The arrival of Ryan Gauld from Sporting CP on a loan deal until the end of the season looks like good business by Hibs. Patrick McPartlin looks at what the former Dundee United midfielder will bring to Neil Lennon’s side...
The departures of Scott Allan, Dylan McGeouch and John McGinn left three sizeable gaps to plug in midfield, and the loss of Martin Boyle to a season-ending knee injury sustained on international duty won’t have improved Neil Lennon’s selection issues. Thomas Agyepong has had his own injury worries while natural winger Daryl Horgan has been deployed as a No.10 in a bid to inject some creativity into the side.

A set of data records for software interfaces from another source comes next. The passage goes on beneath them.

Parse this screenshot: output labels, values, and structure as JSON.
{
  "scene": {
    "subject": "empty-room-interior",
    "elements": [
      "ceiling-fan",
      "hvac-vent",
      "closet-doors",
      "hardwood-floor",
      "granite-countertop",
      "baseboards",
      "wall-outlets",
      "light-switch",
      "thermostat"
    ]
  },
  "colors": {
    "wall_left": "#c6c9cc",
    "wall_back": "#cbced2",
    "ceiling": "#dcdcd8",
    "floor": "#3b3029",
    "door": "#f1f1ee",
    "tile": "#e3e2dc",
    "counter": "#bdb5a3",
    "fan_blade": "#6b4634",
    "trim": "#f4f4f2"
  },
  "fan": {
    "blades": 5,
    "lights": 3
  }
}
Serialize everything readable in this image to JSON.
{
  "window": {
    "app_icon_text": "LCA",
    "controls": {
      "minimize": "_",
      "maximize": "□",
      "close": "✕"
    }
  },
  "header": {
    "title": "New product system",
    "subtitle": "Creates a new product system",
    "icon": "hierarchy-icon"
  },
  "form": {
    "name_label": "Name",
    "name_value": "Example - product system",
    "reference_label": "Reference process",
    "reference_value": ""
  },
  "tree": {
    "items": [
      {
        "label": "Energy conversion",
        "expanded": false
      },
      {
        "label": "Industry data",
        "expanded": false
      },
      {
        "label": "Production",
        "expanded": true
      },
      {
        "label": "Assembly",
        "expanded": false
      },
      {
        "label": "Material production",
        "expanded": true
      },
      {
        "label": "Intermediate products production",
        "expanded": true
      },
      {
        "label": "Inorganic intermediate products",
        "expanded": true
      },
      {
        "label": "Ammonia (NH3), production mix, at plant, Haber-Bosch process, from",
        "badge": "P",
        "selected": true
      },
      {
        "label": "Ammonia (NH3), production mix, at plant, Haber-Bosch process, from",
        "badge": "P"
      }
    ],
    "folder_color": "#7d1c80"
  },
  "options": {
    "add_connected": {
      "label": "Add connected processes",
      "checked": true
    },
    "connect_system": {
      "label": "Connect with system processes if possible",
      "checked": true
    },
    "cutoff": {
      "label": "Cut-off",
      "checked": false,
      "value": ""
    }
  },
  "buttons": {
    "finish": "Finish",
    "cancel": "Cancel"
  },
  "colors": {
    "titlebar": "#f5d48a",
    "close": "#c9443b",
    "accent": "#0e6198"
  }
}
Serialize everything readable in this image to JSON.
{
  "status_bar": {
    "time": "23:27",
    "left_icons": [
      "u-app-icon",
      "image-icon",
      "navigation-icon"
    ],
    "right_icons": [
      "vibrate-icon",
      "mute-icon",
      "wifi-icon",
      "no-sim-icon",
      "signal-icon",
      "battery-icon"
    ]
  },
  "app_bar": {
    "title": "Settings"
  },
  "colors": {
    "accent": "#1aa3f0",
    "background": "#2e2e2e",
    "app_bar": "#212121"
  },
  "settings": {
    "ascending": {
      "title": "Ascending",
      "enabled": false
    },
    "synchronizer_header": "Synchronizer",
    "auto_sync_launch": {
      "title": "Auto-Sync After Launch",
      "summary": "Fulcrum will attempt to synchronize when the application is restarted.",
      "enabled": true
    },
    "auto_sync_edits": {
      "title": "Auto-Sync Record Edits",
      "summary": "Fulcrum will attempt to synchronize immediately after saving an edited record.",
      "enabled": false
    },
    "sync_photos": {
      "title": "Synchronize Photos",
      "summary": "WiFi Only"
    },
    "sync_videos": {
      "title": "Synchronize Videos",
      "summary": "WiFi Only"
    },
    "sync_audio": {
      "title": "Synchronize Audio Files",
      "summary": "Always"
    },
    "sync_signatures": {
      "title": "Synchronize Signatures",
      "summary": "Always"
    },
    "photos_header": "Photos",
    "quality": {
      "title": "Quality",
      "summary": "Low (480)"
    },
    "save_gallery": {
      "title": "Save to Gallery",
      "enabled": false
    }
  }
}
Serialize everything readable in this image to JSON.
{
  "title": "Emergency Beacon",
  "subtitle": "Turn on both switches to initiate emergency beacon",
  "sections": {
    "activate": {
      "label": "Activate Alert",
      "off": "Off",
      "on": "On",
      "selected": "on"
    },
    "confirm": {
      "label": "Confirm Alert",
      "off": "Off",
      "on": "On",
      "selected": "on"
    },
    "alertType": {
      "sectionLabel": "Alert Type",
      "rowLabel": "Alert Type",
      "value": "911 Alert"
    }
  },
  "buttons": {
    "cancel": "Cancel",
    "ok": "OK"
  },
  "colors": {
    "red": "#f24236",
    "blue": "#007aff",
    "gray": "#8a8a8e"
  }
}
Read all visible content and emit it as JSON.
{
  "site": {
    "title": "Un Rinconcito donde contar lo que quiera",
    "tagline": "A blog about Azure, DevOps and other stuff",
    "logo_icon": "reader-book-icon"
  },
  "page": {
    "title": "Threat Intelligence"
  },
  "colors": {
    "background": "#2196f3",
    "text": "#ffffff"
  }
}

The arrival of Gauld, who can play on either flank or off the striker, would free up Horgan to resume duties on the wing while allowing the on-loan Sporting midfielder to supply the forward line with the killer passes conspicuous by their absence in the first half of the campaign.
While the injuries to Agyepong and Boyle may prompt Lennon to bring in another out-and-out winger, Gauld’s versatility would allow Hibs to operate in the 3-5-2 or diamond formations favoured by the Hibs coaching staff, as well as fitting into other tactical set-ups.
The new Dylan McGeouch?
Despite Lennon lauding his qualities in the final third of the pitch, Gauld was at times played in a more central midfield role during his time in Portugal.
While the departure of John McGinn may have been more keenly felt among the Easter Road support, the absence of a player in the mould of Dylan McGeouch has virtually slipped beneath the radar.
Likened to a clock that ticked at the base of the Hibs midfield, the former Celtic man would often drop deep to collect the ball and start attacks with an incisive pass.
Gauld’s stats for Dundee United - nine goals and 12 assists in 51 games - hint that Hibs have landed a dangerous attacking prospect, but he will have the ability to drop deep and perform the role left vacant by McGeouch if required.
Tactical nous and physical development
Gauld is taller and heavier than he was during his time at Tannadice. The years in Portugal have allowed him to concentrate on developing his game and his body
Speaking to the Daily Mail earlier this year he said: “I have worked hard. It’s not about muscle mass but becoming stronger in an athletic sense. I have done that and I continue to work on it.”
The former Scotland Under-21 star has also pinpointed the big improvements in his all-round game.
“I have developed defensively - my defensive knowledge is much bigger. Tactically, I am more sure of my positioning,” he told the Mail.
But Gauld still sees himself as the sort of player who can get bums off seats; a fearless player who will look to beat opposing defenders and create chances for his team-mates, as well as chipping in with the odd goal himself.
Someone with a point to prove
Several members of the Dundee United team that played alongside Gauld have gone onto bigger and better things. Andy Robertson now captains Scotland and is Liverpool’s starting left-back; Stuart Armstrong won two trebles and eight trophies in total with Celtic before sealing a move to the English Premier League with Southampton, and a regular berth in the national team squad; John Souttar is a year younger than Gauld but has established himself as a first pick for Hearts and his country and Gary Mackay-Steven won three league titles and one league cup with Celtic, now plays regularly for Aberdeen and has forced his way into the thoughts of Scotland manager Alex McLeish.
Gauld was, at the time of his move to Portugal, applauded for his decision to try his luck abroad and test himself in a different footballing environment.
He now has a chance to prove he made the right decision and show exactly why Neil Lennon was so keen to acquire his services.